Hollwich says, “We are trying to introduce as many ideas of the book into all of our projects. I always say that we should use aging as inspiration to create better places for everybody. With co-living we are able to readjust our way of lives that have been limited by very standard living environments. (Almost) everybody wants to be social – creating places where people can do that, under their own terms and conditions makes all the difference – and reconnects all of us in the real physical world.”
Taking his concepts to the next stage, and without client demands to consider, Hollwich has developed Skyler, a prototype that visualizes the principles in his book.

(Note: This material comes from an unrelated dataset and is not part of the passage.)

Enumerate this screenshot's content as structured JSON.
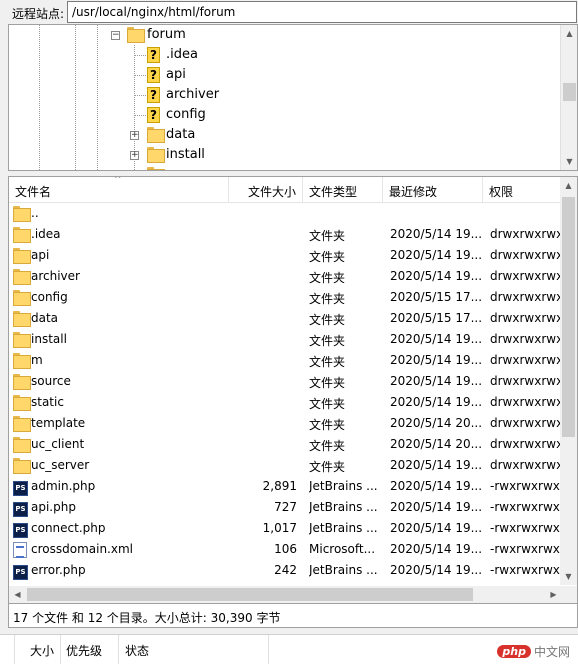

Skyler’s 600 residential units offer space for an intergenerational group of 1,000 people with tailored amenities placed throughout the building. It offers a mix of micro studios to maximize economy, pooled apartments that eliminate isolation, and duplexes that act as single-homes. Skyler invites people to live cooperatively and share amenities like transportation and workspace to stay healthy, social, and active at every age.
Skyler invites people to live cooperatively and share amenities.
“Here we envision a truly intergenerational building with strategic amenities that support people of all ages during life transitions, including education, post-retirement activities, and healthcare,” Hollwich says. “The concept has inspired many developers to think different about their projects … and to start incorporating more age related aspects into their work.”
The model encourages greater fluidity. “With Skyler we developed a unit typology that is based around a central flexible space, our goal being to make the unit shareable between families, friends, or even strangers, with the ability to adapt depending on the needs of its residents.”
While the current co-living model is ideal for many independent boomers, it would need to be adapted as residents age into their 70s and 80s, gradually requiring assistance and more care options.
“Co-living does not prescribe to a formula,” Hollwich says. “Many types of co-living examples are emerging all over the world, each with their own points of difference. It’s important to create environments where different types of people can explore living together and create diverse intergenerational communities.”
With fifty- and sixtysomethings beginning to gravitate toward these new housing models, Hollwich sees business opportunities for forward-thinking developers. “Millennials and boomers on both ends of the generational tree are seeking change, such as increased opportunities for social interaction, meaningful amenities, flexibility, and better transit options,” he says.
“I can see an innovative co-living entrepreneur choosing to start with the 55+ market and than expanding the product to attract all age groups.”
A brand of co-living communities targeting baby boomers would have a growing, prosperous market as they transition into their 70s and 80s, Hollwich believes, citing this demographic’s large numbers, disposable income and willingness to embrace “the next big thing.”